On Friday, Gov. Andrew Cuomo, Majority Leader Dean Skelos, and Speaker Sheldon Silver announced a deal on ethics reforms, yet another of Cuomo’s legislative priorities. The third stab at ethics reform during the tenure of as many governors, this one has more to like in it than its immediate predecessors.
The deal that Albany’s leaders outlined requires substantially more disclosure from both elected officials and the business interests that petition them. Although officials had to disclosure the level of income they receive from jobs outside their public office, that information was not made public. Now it will be, and the ranges that officials use to detail their income from each source will be smaller.
Officials will also disclose the names of their clients or customers. This type of disclosure allows the public to hold officials accountable about decisions that affect the interests of the people who pay their bills. It’s an important, but less common disclosure requirement: The last time the Center for Public Integrity counted, 21 other states made similar provisions. (Nine go further, requiring the level of income garnered from each client be disclosed.)
The deal also extends lobbying disclosure to executive branch agencies and redefines lobbying to include work on the introduction of legislations, not just legislation already in play.
But on enforcement, the deal does less than it might. The new deal replaces with the existing Commission on Public Integrity with a Joint Commission on Public Ethics, but leaves in place the Legislative Ethics Commission, which means Albany will still have two ethics bodies that can find ways to quarrel with each other. Friday’s release said that the new commission will have “enforcement powers to investigate violations.” But investigation is not the same as enforcement. The new commission will hand over findings of investigations of legislators to the Legislative Ethics Commission, which has rarely inflicted even a hand-slap on the legislators it oversees. The deal does increase the penalties for misfiling financial disclosure forms and for violating conflict of interest provisions, but by how much is not yet clear.

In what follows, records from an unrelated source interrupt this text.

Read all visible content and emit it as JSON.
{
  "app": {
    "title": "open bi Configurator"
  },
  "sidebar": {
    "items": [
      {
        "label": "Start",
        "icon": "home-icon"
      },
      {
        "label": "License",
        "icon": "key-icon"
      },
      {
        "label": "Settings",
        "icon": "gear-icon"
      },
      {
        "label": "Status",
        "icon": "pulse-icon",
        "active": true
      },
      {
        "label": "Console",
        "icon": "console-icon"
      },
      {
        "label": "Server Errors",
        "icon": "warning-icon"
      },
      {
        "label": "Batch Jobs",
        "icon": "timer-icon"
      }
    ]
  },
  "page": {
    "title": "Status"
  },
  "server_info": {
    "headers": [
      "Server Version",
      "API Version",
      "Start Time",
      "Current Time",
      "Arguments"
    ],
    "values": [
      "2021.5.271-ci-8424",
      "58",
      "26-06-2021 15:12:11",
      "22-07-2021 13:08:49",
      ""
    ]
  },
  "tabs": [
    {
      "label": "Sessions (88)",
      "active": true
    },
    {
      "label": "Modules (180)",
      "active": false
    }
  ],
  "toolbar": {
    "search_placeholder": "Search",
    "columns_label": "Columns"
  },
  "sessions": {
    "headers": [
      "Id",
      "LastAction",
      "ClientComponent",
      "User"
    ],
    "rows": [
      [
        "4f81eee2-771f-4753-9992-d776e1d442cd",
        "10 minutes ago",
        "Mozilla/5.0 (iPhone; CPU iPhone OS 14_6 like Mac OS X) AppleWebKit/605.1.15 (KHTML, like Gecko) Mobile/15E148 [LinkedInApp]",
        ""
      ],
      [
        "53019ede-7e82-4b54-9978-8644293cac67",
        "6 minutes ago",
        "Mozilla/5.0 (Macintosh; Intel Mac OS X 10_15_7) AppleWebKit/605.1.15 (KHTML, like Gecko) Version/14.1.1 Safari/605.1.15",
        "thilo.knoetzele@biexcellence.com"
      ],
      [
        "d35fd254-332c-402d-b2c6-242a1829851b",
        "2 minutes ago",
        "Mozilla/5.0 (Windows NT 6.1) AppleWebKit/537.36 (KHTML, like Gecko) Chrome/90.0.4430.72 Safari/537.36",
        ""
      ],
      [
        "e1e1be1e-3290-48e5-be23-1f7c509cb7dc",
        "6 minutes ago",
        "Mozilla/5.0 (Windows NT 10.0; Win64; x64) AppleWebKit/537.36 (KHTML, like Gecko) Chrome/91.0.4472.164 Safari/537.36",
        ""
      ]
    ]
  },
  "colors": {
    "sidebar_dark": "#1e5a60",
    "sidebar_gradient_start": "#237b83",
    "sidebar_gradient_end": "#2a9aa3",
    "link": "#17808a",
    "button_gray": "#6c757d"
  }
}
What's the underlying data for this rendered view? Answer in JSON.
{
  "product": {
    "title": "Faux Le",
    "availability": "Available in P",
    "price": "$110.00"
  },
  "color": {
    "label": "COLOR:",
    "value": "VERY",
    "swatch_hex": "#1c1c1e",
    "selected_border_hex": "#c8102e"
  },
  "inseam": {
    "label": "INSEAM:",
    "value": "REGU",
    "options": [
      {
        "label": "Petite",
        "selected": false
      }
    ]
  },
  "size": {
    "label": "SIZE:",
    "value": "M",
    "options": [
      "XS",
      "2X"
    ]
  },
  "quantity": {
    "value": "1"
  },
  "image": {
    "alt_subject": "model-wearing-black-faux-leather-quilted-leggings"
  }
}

But this deal does not guarantee that elected officials in Albany will change their behavior. No legislative agreement can accomplish that. If the goal, in the end, is to keep legislators and elected officials in line, it does help to insist on a stronger ethics infrastructure. If the new structure is to be effective, it will need to be well funded. Good investigations cost money. It also matters who’s chosen to head the commission — a watchdog who will resist political pressures or a go-along-get-along appointee? These are the sort of details that make less dramatic headlines. Cuomo will be able to say, when he needs to, that he brought ethics reform to Albany. But will that be enough for him? Or will he continue to work, when there’s less attention to be had, to shift the capital’s cultural away from scandal? If it’s the latter, Albany might have a chance to change.